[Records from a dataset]
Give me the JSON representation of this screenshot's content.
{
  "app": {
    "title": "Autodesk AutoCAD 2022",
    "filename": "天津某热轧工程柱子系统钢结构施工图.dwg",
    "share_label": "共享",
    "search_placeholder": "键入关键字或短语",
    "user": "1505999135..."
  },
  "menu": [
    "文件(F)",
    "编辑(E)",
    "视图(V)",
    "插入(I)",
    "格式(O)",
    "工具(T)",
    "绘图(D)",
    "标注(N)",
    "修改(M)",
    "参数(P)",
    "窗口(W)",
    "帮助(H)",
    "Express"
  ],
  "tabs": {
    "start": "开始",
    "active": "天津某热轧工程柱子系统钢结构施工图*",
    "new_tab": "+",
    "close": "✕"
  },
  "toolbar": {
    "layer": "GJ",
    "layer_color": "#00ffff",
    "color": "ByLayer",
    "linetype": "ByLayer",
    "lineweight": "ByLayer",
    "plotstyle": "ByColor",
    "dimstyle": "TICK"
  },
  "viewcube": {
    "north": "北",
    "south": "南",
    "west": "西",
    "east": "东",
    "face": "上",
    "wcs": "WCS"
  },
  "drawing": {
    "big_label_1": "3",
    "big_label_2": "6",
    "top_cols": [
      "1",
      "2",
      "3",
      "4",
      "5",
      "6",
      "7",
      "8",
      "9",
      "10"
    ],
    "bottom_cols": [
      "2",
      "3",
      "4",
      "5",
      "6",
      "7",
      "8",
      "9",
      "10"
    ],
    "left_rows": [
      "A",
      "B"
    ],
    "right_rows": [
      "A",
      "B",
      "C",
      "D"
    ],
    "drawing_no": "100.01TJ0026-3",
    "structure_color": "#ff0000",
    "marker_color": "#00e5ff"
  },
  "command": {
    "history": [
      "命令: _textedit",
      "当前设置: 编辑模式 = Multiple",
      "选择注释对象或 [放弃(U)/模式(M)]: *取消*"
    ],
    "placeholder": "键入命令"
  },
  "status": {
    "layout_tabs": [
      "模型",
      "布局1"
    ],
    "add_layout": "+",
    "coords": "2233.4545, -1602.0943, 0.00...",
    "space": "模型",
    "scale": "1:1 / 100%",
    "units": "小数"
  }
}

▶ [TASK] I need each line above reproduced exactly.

▶ [RESPONSE TO THE EXERCISE]
Give me the JSON representation of this screenshot's content.
{
  "app": {
    "title": "Autodesk AutoCAD 2022",
    "filename": "天津某热轧工程柱子系统钢结构施工图.dwg",
    "share_label": "共享",
    "search_placeholder": "键入关键字或短语",
    "user": "1505999135..."
  },
  "menu": [
    "文件(F)",
    "编辑(E)",
    "视图(V)",
    "插入(I)",
    "格式(O)",
    "工具(T)",
    "绘图(D)",
    "标注(N)",
    "修改(M)",
    "参数(P)",
    "窗口(W)",
    "帮助(H)",
    "Express"
  ],
  "tabs": {
    "start": "开始",
    "active": "天津某热轧工程柱子系统钢结构施工图*",
    "new_tab": "+",
    "close": "✕"
  },
  "toolbar": {
    "layer": "GJ",
    "layer_color": "#00ffff",
    "color": "ByLayer",
    "linetype": "ByLayer",
    "lineweight": "ByLayer",
    "plotstyle": "ByColor",
    "dimstyle": "TICK"
  },
  "viewcube": {
    "north": "北",
    "south": "南",
    "west": "西",
    "east": "东",
    "face": "上",
    "wcs": "WCS"
  },
  "drawing": {
    "big_label_1": "3",
    "big_label_2": "6",
    "top_cols": [
      "1",
      "2",
      "3",
      "4",
      "5",
      "6",
      "7",
      "8",
      "9",
      "10"
    ],
    "bottom_cols": [
      "2",
      "3",
      "4",
      "5",
      "6",
      "7",
      "8",
      "9",
      "10"
    ],
    "left_rows": [
      "A",
      "B"
    ],
    "right_rows": [
      "A",
      "B",
      "C",
      "D"
    ],
    "drawing_no": "100.01TJ0026-3",
    "structure_color": "#ff0000",
    "marker_color": "#00e5ff"
  },
  "command": {
    "history": [
      "命令: _textedit",
      "当前设置: 编辑模式 = Multiple",
      "选择注释对象或 [放弃(U)/模式(M)]: *取消*"
    ],
    "placeholder": "键入命令"
  },
  "status": {
    "layout_tabs": [
      "模型",
      "布局1"
    ],
    "add_layout": "+",
    "coords": "2233.4545, -1602.0943, 0.00...",
    "space": "模型",
    "scale": "1:1 / 100%",
    "units": "小数"
  }
}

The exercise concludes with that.